You do it three times a day everyday that is why it makes a huge difference in your life expectancy. The countries with the highest life expectancy have a few things in common: they eat mostly a whole foods diet with lots of fruits and vegetables, they tend to grow their own gardens, enjoy local foods, eat together as a family, and entirely avoid processed and packaged foods. They do not eat refined and heavily processed carbohydrates nor they do not eat standing up. Food is cultural and diet matters when it comes to living a healthy life.
Sitting too much is worse than smoking. Active people live longer. In countries with good longevity, the elderly are mobile and active late into life. They do not sit at their desks for 10 hours a day and they walk to wherever they are going. They tend to their own garden, bike to town, and stay active altogether. A study published in the journal Maturitas, found that “exercise can partially reverse the effects of the aging process on physiological functions and preserve functional reserves in the elderly. Numerous studies have shown that maintaining a minimum quantity and quality of exercise decreases the risk of death, prevents the development of certain cancers, lowers the risk of osteoporosis, and increases longevity. A study published in the journal ESC Heart Failure found that “exercise is a tool of primary prevention in heart failure patients.”
3. Meditation And Yoga
If you want to live longer you need to find ways to manage your stress. For me that is daily yoga, twice daily meditation, deep breathing, and cardio exercise every other day. Other tools for stress management include kirtan, qigong, mindful walking, and doing the things that you love. A review published in the Journal of the American Medical Association found that “studies of meditation suggest a possible benefit on cardiovascular risk, although the overall quality and, in some cases, quantity of study data are modest.” Another study published in the journal Experimental and Clinical Endocrinology & Diabetes found that yoga seems to be an effective treatment for hypertension.

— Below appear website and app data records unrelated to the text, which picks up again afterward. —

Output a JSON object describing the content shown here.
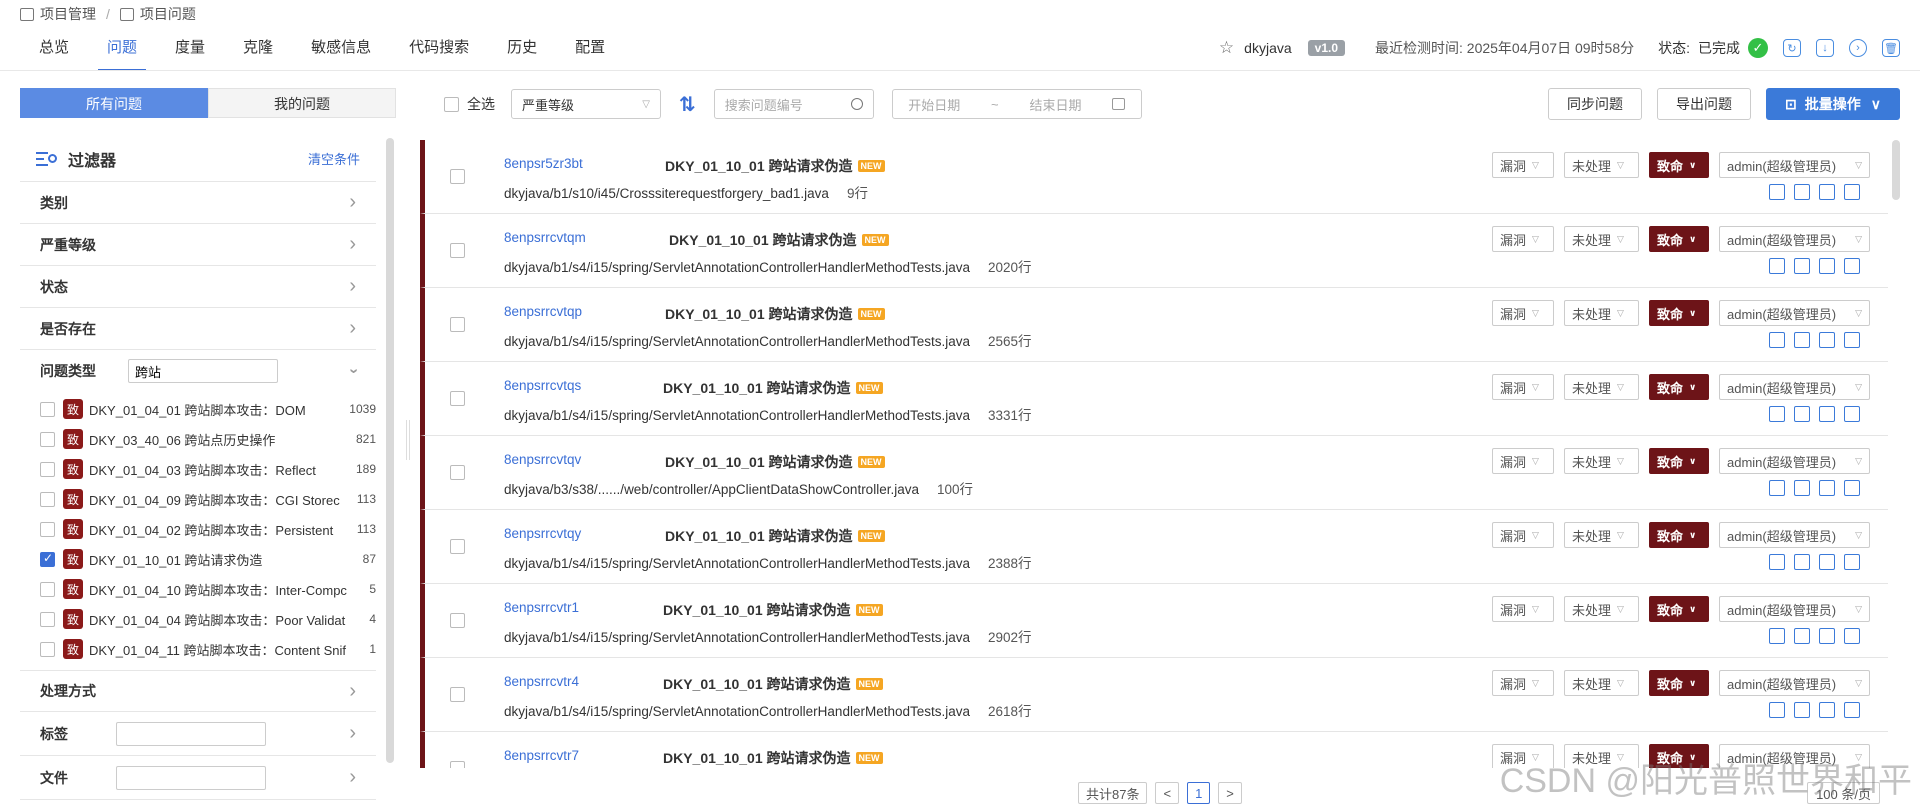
{
  "breadcrumb": {
    "root": "项目管理",
    "sep": "/",
    "current": "项目问题"
  },
  "nav": {
    "tabs": [
      "总览",
      "问题",
      "度量",
      "克隆",
      "敏感信息",
      "代码搜索",
      "历史",
      "配置"
    ],
    "active": 1
  },
  "project": {
    "name": "dkyjava",
    "version": "v1.0",
    "last_check": "最近检测时间: 2025年04月07日 09时58分",
    "status_label": "状态:",
    "status_value": "已完成"
  },
  "segment": {
    "all": "所有问题",
    "mine": "我的问题"
  },
  "filter": {
    "title": "过滤器",
    "clear": "清空条件",
    "sections_top": [
      "类别",
      "严重等级",
      "状态",
      "是否存在"
    ],
    "type_label": "问题类型",
    "type_search": "跨站",
    "types": [
      {
        "badge": "致",
        "name": "DKY_01_04_01 跨站脚本攻击：DOM",
        "count": "1039",
        "checked": false
      },
      {
        "badge": "致",
        "name": "DKY_03_40_06 跨站点历史操作",
        "count": "821",
        "checked": false
      },
      {
        "badge": "致",
        "name": "DKY_01_04_03 跨站脚本攻击：Reflect",
        "count": "189",
        "checked": false
      },
      {
        "badge": "致",
        "name": "DKY_01_04_09 跨站脚本攻击：CGI Storec",
        "count": "113",
        "checked": false
      },
      {
        "badge": "致",
        "name": "DKY_01_04_02 跨站脚本攻击：Persistent",
        "count": "113",
        "checked": false
      },
      {
        "badge": "致",
        "name": "DKY_01_10_01 跨站请求伪造",
        "count": "87",
        "checked": true
      },
      {
        "badge": "致",
        "name": "DKY_01_04_10 跨站脚本攻击：Inter-Compc",
        "count": "5",
        "checked": false
      },
      {
        "badge": "致",
        "name": "DKY_01_04_04 跨站脚本攻击：Poor Validat",
        "count": "4",
        "checked": false
      },
      {
        "badge": "致",
        "name": "DKY_01_04_11 跨站脚本攻击：Content Snif",
        "count": "1",
        "checked": false
      }
    ],
    "handling": "处理方式",
    "tags": "标签",
    "files": "文件"
  },
  "toolbar": {
    "select_all": "全选",
    "severity_placeholder": "严重等级",
    "search_placeholder": "搜索问题编号",
    "start_date": "开始日期",
    "date_sep": "~",
    "end_date": "结束日期",
    "sync": "同步问题",
    "export": "导出问题",
    "batch": "批量操作"
  },
  "issues": [
    {
      "id": "8enpsr5zr3bt",
      "rule": "DKY_01_10_01 跨站请求伪造",
      "path": "dkyjava/b1/s10/i45/Crosssiterequestforgery_bad1.java",
      "lines": "9行",
      "kind": "漏洞",
      "state": "未处理",
      "severity": "致命",
      "user": "admin(超级管理员)"
    },
    {
      "id": "8enpsrrcvtqm",
      "rule": "DKY_01_10_01 跨站请求伪造",
      "path": "dkyjava/b1/s4/i15/spring/ServletAnnotationControllerHandlerMethodTests.java",
      "lines": "2020行",
      "kind": "漏洞",
      "state": "未处理",
      "severity": "致命",
      "user": "admin(超级管理员)"
    },
    {
      "id": "8enpsrrcvtqp",
      "rule": "DKY_01_10_01 跨站请求伪造",
      "path": "dkyjava/b1/s4/i15/spring/ServletAnnotationControllerHandlerMethodTests.java",
      "lines": "2565行",
      "kind": "漏洞",
      "state": "未处理",
      "severity": "致命",
      "user": "admin(超级管理员)"
    },
    {
      "id": "8enpsrrcvtqs",
      "rule": "DKY_01_10_01 跨站请求伪造",
      "path": "dkyjava/b1/s4/i15/spring/ServletAnnotationControllerHandlerMethodTests.java",
      "lines": "3331行",
      "kind": "漏洞",
      "state": "未处理",
      "severity": "致命",
      "user": "admin(超级管理员)"
    },
    {
      "id": "8enpsrrcvtqv",
      "rule": "DKY_01_10_01 跨站请求伪造",
      "path": "dkyjava/b3/s38/....../web/controller/AppClientDataShowController.java",
      "lines": "100行",
      "kind": "漏洞",
      "state": "未处理",
      "severity": "致命",
      "user": "admin(超级管理员)"
    },
    {
      "id": "8enpsrrcvtqy",
      "rule": "DKY_01_10_01 跨站请求伪造",
      "path": "dkyjava/b1/s4/i15/spring/ServletAnnotationControllerHandlerMethodTests.java",
      "lines": "2388行",
      "kind": "漏洞",
      "state": "未处理",
      "severity": "致命",
      "user": "admin(超级管理员)"
    },
    {
      "id": "8enpsrrcvtr1",
      "rule": "DKY_01_10_01 跨站请求伪造",
      "path": "dkyjava/b1/s4/i15/spring/ServletAnnotationControllerHandlerMethodTests.java",
      "lines": "2902行",
      "kind": "漏洞",
      "state": "未处理",
      "severity": "致命",
      "user": "admin(超级管理员)"
    },
    {
      "id": "8enpsrrcvtr4",
      "rule": "DKY_01_10_01 跨站请求伪造",
      "path": "dkyjava/b1/s4/i15/spring/ServletAnnotationControllerHandlerMethodTests.java",
      "lines": "2618行",
      "kind": "漏洞",
      "state": "未处理",
      "severity": "致命",
      "user": "admin(超级管理员)"
    },
    {
      "id": "8enpsrrcvtr7",
      "rule": "DKY_01_10_01 跨站请求伪造",
      "path": "",
      "lines": "",
      "kind": "漏洞",
      "state": "未处理",
      "severity": "致命",
      "user": "admin(超级管理员)"
    }
  ],
  "new_badge": "NEW",
  "pager": {
    "total": "共计87条",
    "prev": "<",
    "page": "1",
    "next": ">",
    "size": "100 条/页"
  },
  "watermark": "CSDN @阳光普照世界和平",
  "colors": {
    "accent": "#3b6fd6",
    "severity": "#6d1418",
    "ok": "#33c046"
  }
}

4. Be Social
Having friends is an important part of staying healthy. Anxiety increased as a result of the pandemic largely because spending too much time by yourself is not good for your health. It is those that maintain relationships through the busiest parts of middle age that are healthy long into life. Participate in group hobbies, plan at least a few outings a week, stay in close contact with those you love, and cut the toxic people from your life. Being social does not just mean being with people, it means being with people that you connect with on a regular basis. A study published in the Journal Proceedings of the National Academy of Sciences of the United States of America, found that “social isolation increased the risk of inflammation by the same magnitude as physical inactivity in adolescence, and the effect of social isolation on hypertension exceeded that of clinical risk factors such as diabetes in old age.” Another study published in the journal BMC Public Health found that “in this Mediterranean population, maintaining an important role in the lives of one's grown children is associated with survival.”
5. Sleep More Than You Think
The cultures where people sleep the most, tend to have people that live longer. Taking naps in the afternoon, getting on a regular sleep cycle, sleeping deeply through the night, managing stress so that it does not cause insomnia—these are all aligned with living longer. Sleep is also closely linked to mental health. Insomniacs are more likely to be anxious and depressed, which can cause inflammation in the body that can shorten longevity. Stay away from the caffeine in the evening, take a warm bath, turn off screens, read a relaxing book, meditate, stretch—these are all tools that can help you get to sleep at night. A review published in the journal Sleep Medicine found that "the cumulative long-term effects of sleep deprivation and sleep disorders have been associated with a wide range of deleterious health consequences including an increased risk of hypertension, diabetes, obesity, depression, heart attack, and stroke.” Another study published in the journal Current Sleep Medicine Reports found that “outside of Alzheimer’s disease drug discovery, sleep is at the forefront of public and scientific interest in cognitive longevity.”